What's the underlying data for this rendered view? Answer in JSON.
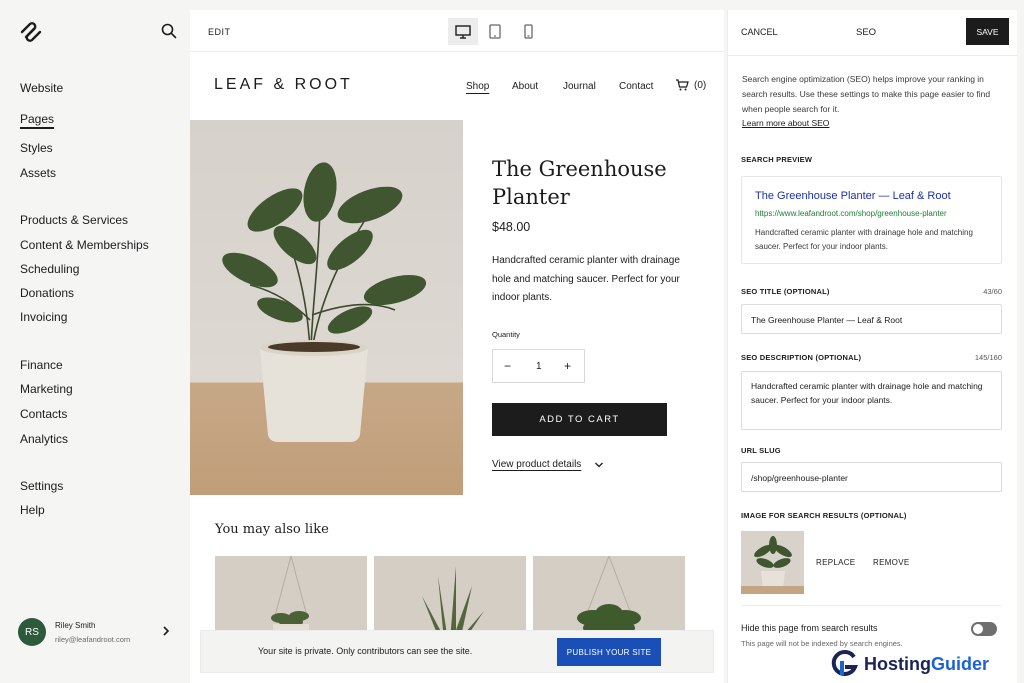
{
  "sidebar": {
    "items_group1": [
      {
        "label": "Website"
      },
      {
        "label": "Pages"
      },
      {
        "label": "Styles"
      },
      {
        "label": "Assets"
      }
    ],
    "items_group2": [
      {
        "label": "Products & Services"
      },
      {
        "label": "Content & Memberships"
      },
      {
        "label": "Scheduling"
      },
      {
        "label": "Donations"
      },
      {
        "label": "Invoicing"
      }
    ],
    "items_group3": [
      {
        "label": "Finance"
      },
      {
        "label": "Marketing"
      },
      {
        "label": "Contacts"
      },
      {
        "label": "Analytics"
      }
    ],
    "items_group4": [
      {
        "label": "Settings"
      },
      {
        "label": "Help"
      }
    ],
    "active": "Pages",
    "user": {
      "initials": "RS",
      "name": "Riley Smith",
      "email": "riley@leafandroot.com",
      "avatar_color": "#2e5a3c"
    }
  },
  "editor": {
    "edit_label": "EDIT",
    "device_active": "desktop"
  },
  "site": {
    "brand": "LEAF & ROOT",
    "nav": [
      {
        "label": "Shop"
      },
      {
        "label": "About"
      },
      {
        "label": "Journal"
      },
      {
        "label": "Contact"
      }
    ],
    "nav_active": "Shop",
    "cart_count": "(0)",
    "product": {
      "title": "The Greenhouse Planter",
      "price": "$48.00",
      "description": "Handcrafted ceramic planter with drainage hole and matching saucer. Perfect for your indoor plants.",
      "quantity_label": "Quantity",
      "quantity": "1",
      "add_to_cart": "ADD TO CART",
      "details_link": "View product details"
    },
    "also_like": "You may also like",
    "notice": {
      "text": "Your site is private. Only contributors can see the site.",
      "publish": "PUBLISH YOUR SITE"
    }
  },
  "seo_panel": {
    "cancel": "CANCEL",
    "title": "SEO",
    "save": "SAVE",
    "intro": "Search engine optimization (SEO) helps improve your ranking in search results. Use these settings to make this page easier to find when people search for it.",
    "learn_more": "Learn more about SEO",
    "preview_label": "SEARCH PREVIEW",
    "preview": {
      "title": "The Greenhouse Planter — Leaf & Root",
      "url": "https://www.leafandroot.com/shop/greenhouse-planter",
      "description": "Handcrafted ceramic planter with drainage hole and matching saucer. Perfect for your indoor plants."
    },
    "seo_title_label": "SEO TITLE (OPTIONAL)",
    "seo_title_count": "43/60",
    "seo_title_value": "The Greenhouse Planter — Leaf & Root",
    "seo_desc_label": "SEO DESCRIPTION (OPTIONAL)",
    "seo_desc_count": "145/160",
    "seo_desc_value": "Handcrafted ceramic planter with drainage hole and matching saucer. Perfect for your indoor plants.",
    "slug_label": "URL SLUG",
    "slug_value": "/shop/greenhouse-planter",
    "image_label": "IMAGE FOR SEARCH RESULTS (OPTIONAL)",
    "replace": "REPLACE",
    "remove": "REMOVE",
    "hide_title": "Hide this page from search results",
    "hide_sub": "This page will not be indexed by search engines.",
    "hide_enabled": false
  },
  "watermark": {
    "prefix": "Hosting",
    "suffix": "Guider"
  },
  "colors": {
    "accent": "#1b4fb8",
    "dark": "#1c1c1c",
    "link": "#1a2fb3",
    "url_green": "#1e7e34"
  }
}
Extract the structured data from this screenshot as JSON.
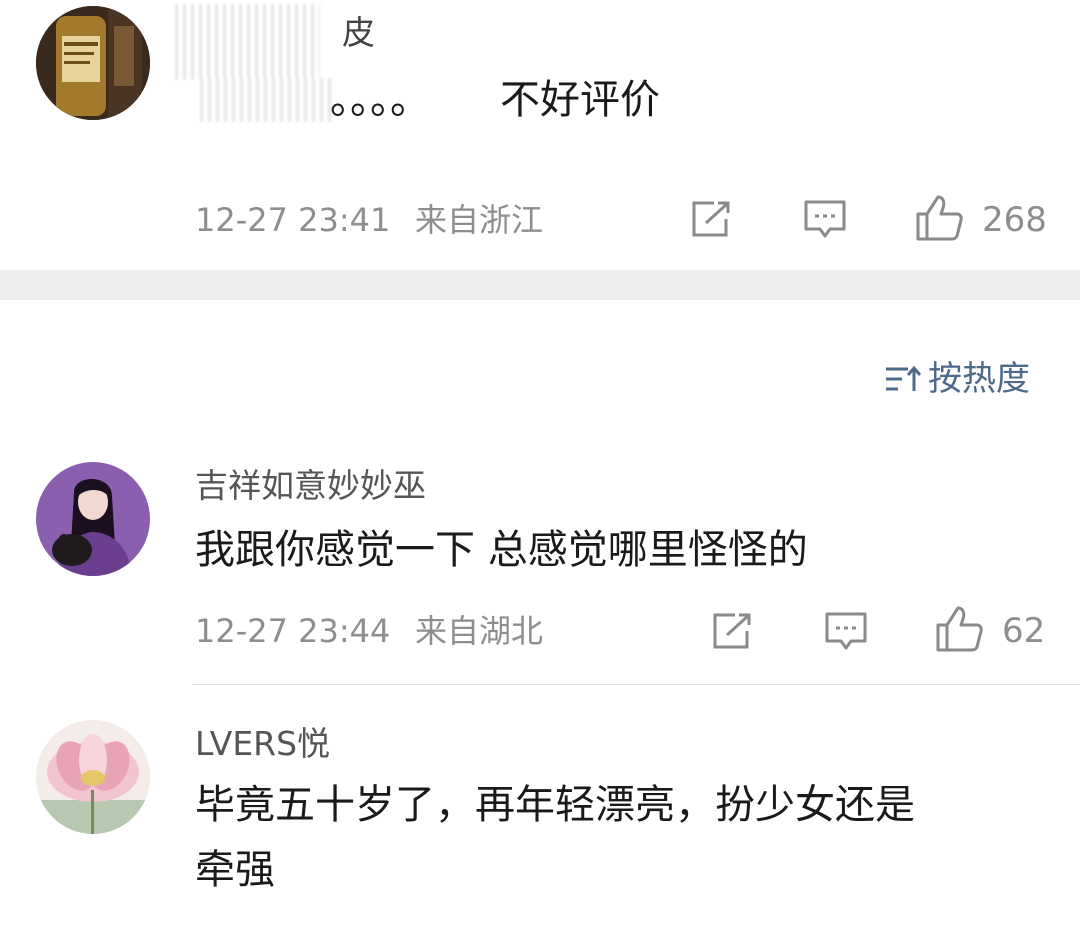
{
  "comments": [
    {
      "username": "皮",
      "text": "不好评价",
      "obscured_prefix": "。。。。",
      "time": "12-27 23:41",
      "location": "来自浙江",
      "likes": "268"
    },
    {
      "username": "吉祥如意妙妙巫",
      "text": "我跟你感觉一下 总感觉哪里怪怪的",
      "time": "12-27 23:44",
      "location": "来自湖北",
      "likes": "62"
    },
    {
      "username": "LVERS悦",
      "text_line1": "毕竟五十岁了，再年轻漂亮，扮少女还是",
      "text_line2": "牵强"
    }
  ],
  "sort": {
    "label": "按热度",
    "icon": "sort-icon"
  },
  "icons": {
    "share": "share-icon",
    "reply": "comment-icon",
    "like": "thumbs-up-icon"
  },
  "colors": {
    "accent": "#4d6a8a",
    "meta": "#8e8e8e",
    "divider": "#eeeeee"
  }
}
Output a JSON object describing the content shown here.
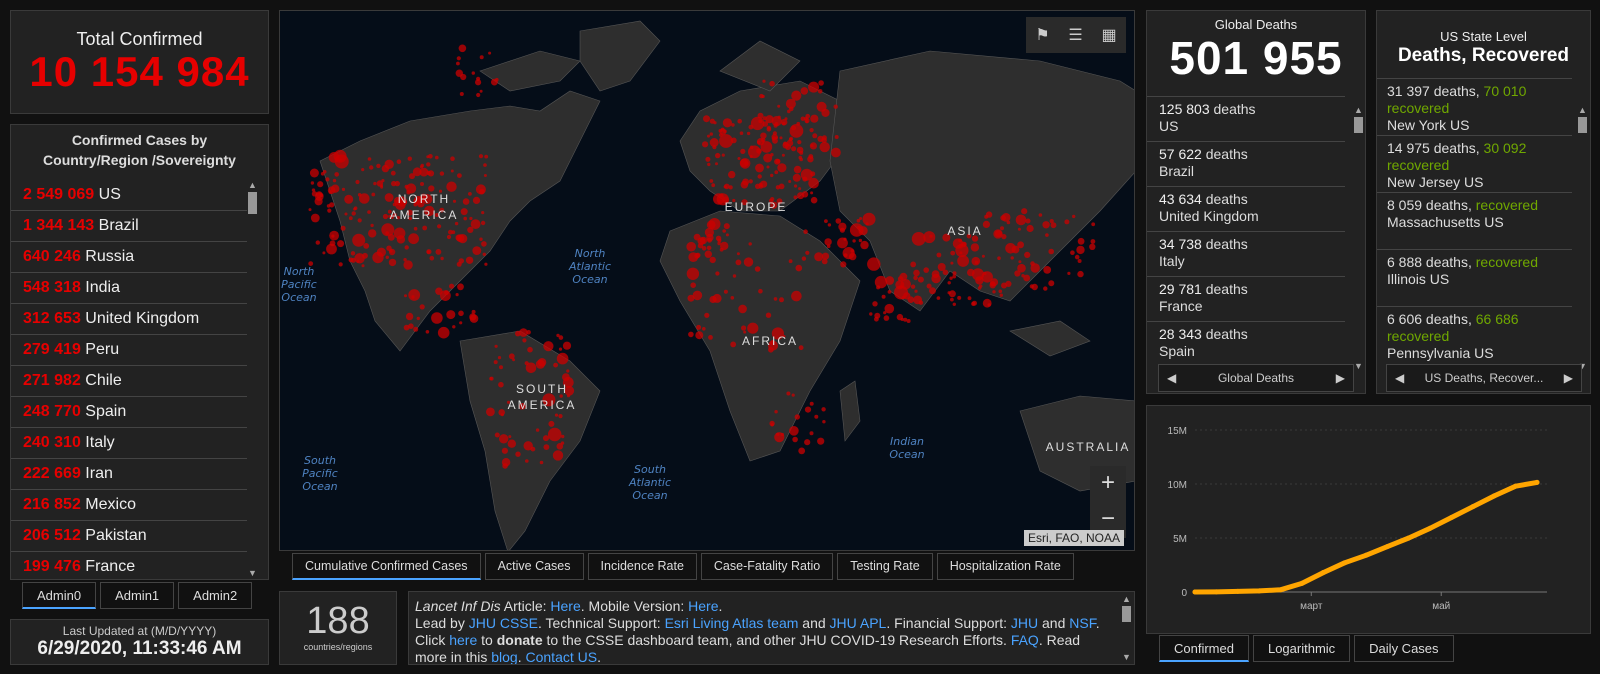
{
  "total_confirmed": {
    "title": "Total Confirmed",
    "value": "10 154 984"
  },
  "country_list": {
    "title": "Confirmed Cases by Country/Region /Sovereignty",
    "rows": [
      {
        "count": "2 549 069",
        "name": "US"
      },
      {
        "count": "1 344 143",
        "name": "Brazil"
      },
      {
        "count": "640 246",
        "name": "Russia"
      },
      {
        "count": "548 318",
        "name": "India"
      },
      {
        "count": "312 653",
        "name": "United Kingdom"
      },
      {
        "count": "279 419",
        "name": "Peru"
      },
      {
        "count": "271 982",
        "name": "Chile"
      },
      {
        "count": "248 770",
        "name": "Spain"
      },
      {
        "count": "240 310",
        "name": "Italy"
      },
      {
        "count": "222 669",
        "name": "Iran"
      },
      {
        "count": "216 852",
        "name": "Mexico"
      },
      {
        "count": "206 512",
        "name": "Pakistan"
      },
      {
        "count": "199 476",
        "name": "France"
      }
    ]
  },
  "admin_tabs": [
    "Admin0",
    "Admin1",
    "Admin2"
  ],
  "last_updated": {
    "label": "Last Updated at (M/D/YYYY)",
    "value": "6/29/2020, 11:33:46 AM"
  },
  "map": {
    "continents": [
      "NORTH AMERICA",
      "SOUTH AMERICA",
      "EUROPE",
      "AFRICA",
      "ASIA",
      "AUSTRALIA"
    ],
    "oceans": [
      "North Pacific Ocean",
      "North Atlantic Ocean",
      "South Pacific Ocean",
      "South Atlantic Ocean",
      "Indian Ocean"
    ],
    "attribution": "Esri, FAO, NOAA",
    "zoom_in": "+",
    "zoom_out": "−"
  },
  "map_tabs": [
    "Cumulative Confirmed Cases",
    "Active Cases",
    "Incidence Rate",
    "Case-Fatality Ratio",
    "Testing Rate",
    "Hospitalization Rate"
  ],
  "countries_count": {
    "value": "188",
    "label": "countries/regions"
  },
  "info": {
    "p1": "Lancet Inf Dis",
    "p2": " Article: ",
    "here1": "Here",
    "p3": ". Mobile Version: ",
    "here2": "Here",
    "p4": ".",
    "p5": "Lead by ",
    "jhucsse": "JHU CSSE",
    "p6": ". Technical Support: ",
    "esri": "Esri Living Atlas team",
    "p7": " and ",
    "jhuapl": "JHU APL",
    "p8": ". Financial Support: ",
    "jhu": "JHU",
    "p9": " and ",
    "nsf": "NSF",
    "p10": ". Click ",
    "here3": "here",
    "p11": " to ",
    "donate": "donate",
    "p12": " to the CSSE dashboard team, and other JHU COVID-19 Research Efforts. ",
    "faq": "FAQ",
    "p13": ". Read more in this ",
    "blog": "blog",
    "p14": ". ",
    "contact": "Contact US",
    "p15": "."
  },
  "global_deaths": {
    "title": "Global Deaths",
    "value": "501 955",
    "rows": [
      {
        "count": "125 803",
        "unit": "deaths",
        "name": "US"
      },
      {
        "count": "57 622",
        "unit": "deaths",
        "name": "Brazil"
      },
      {
        "count": "43 634",
        "unit": "deaths",
        "name": "United Kingdom"
      },
      {
        "count": "34 738",
        "unit": "deaths",
        "name": "Italy"
      },
      {
        "count": "29 781",
        "unit": "deaths",
        "name": "France"
      },
      {
        "count": "28 343",
        "unit": "deaths",
        "name": "Spain"
      }
    ],
    "nav_label": "Global Deaths"
  },
  "us_state": {
    "title": "US State Level",
    "subtitle": "Deaths, Recovered",
    "rows": [
      {
        "deaths": "31 397 deaths,",
        "recovered": "70 010",
        "rec_label": "recovered",
        "name": "New York US"
      },
      {
        "deaths": "14 975 deaths,",
        "recovered": "30 092",
        "rec_label": "recovered",
        "name": "New Jersey US"
      },
      {
        "deaths": "8 059 deaths,",
        "recovered": "",
        "rec_label": "recovered",
        "name": "Massachusetts US"
      },
      {
        "deaths": "6 888 deaths,",
        "recovered": "",
        "rec_label": "recovered",
        "name": "Illinois US"
      },
      {
        "deaths": "6 606 deaths,",
        "recovered": "66 686",
        "rec_label": "recovered",
        "name": "Pennsylvania US"
      }
    ],
    "nav_label": "US Deaths, Recover..."
  },
  "chart_tabs": [
    "Confirmed",
    "Logarithmic",
    "Daily Cases"
  ],
  "chart_data": {
    "type": "line",
    "yticks": [
      "15M",
      "10M",
      "5M",
      "0"
    ],
    "ylim": [
      0,
      15000000
    ],
    "xticks": [
      "март",
      "май"
    ],
    "color": "#ffa500",
    "x": [
      0,
      10,
      20,
      30,
      40,
      50,
      60,
      70,
      80,
      90,
      100,
      110,
      120,
      130,
      140,
      150,
      160
    ],
    "y": [
      0,
      10000,
      60000,
      100000,
      200000,
      800000,
      1800000,
      2700000,
      3400000,
      4200000,
      5000000,
      5900000,
      6900000,
      7900000,
      8900000,
      9800000,
      10150000
    ]
  }
}
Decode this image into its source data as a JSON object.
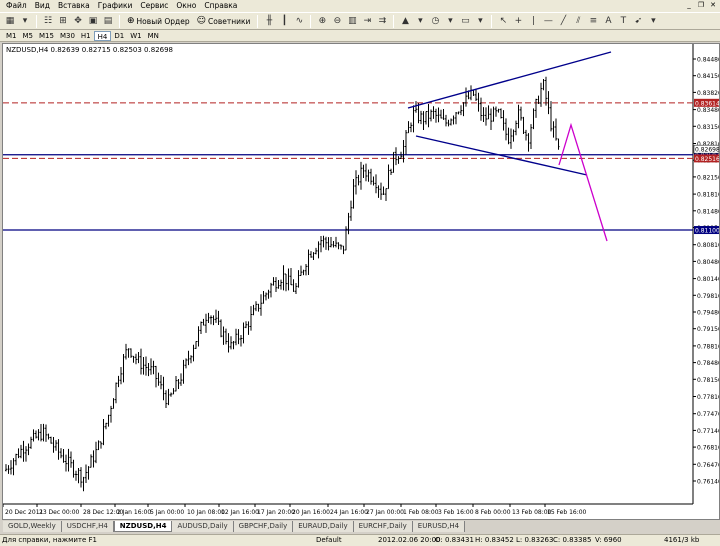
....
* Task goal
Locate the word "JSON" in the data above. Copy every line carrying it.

* Exercise answer
What's the underlying data for this rendered view? Answer in JSON.
Extract the structured data from this screenshot as JSON.
Output a JSON object describing the content shown here.
Decode this image into its source data as a JSON object.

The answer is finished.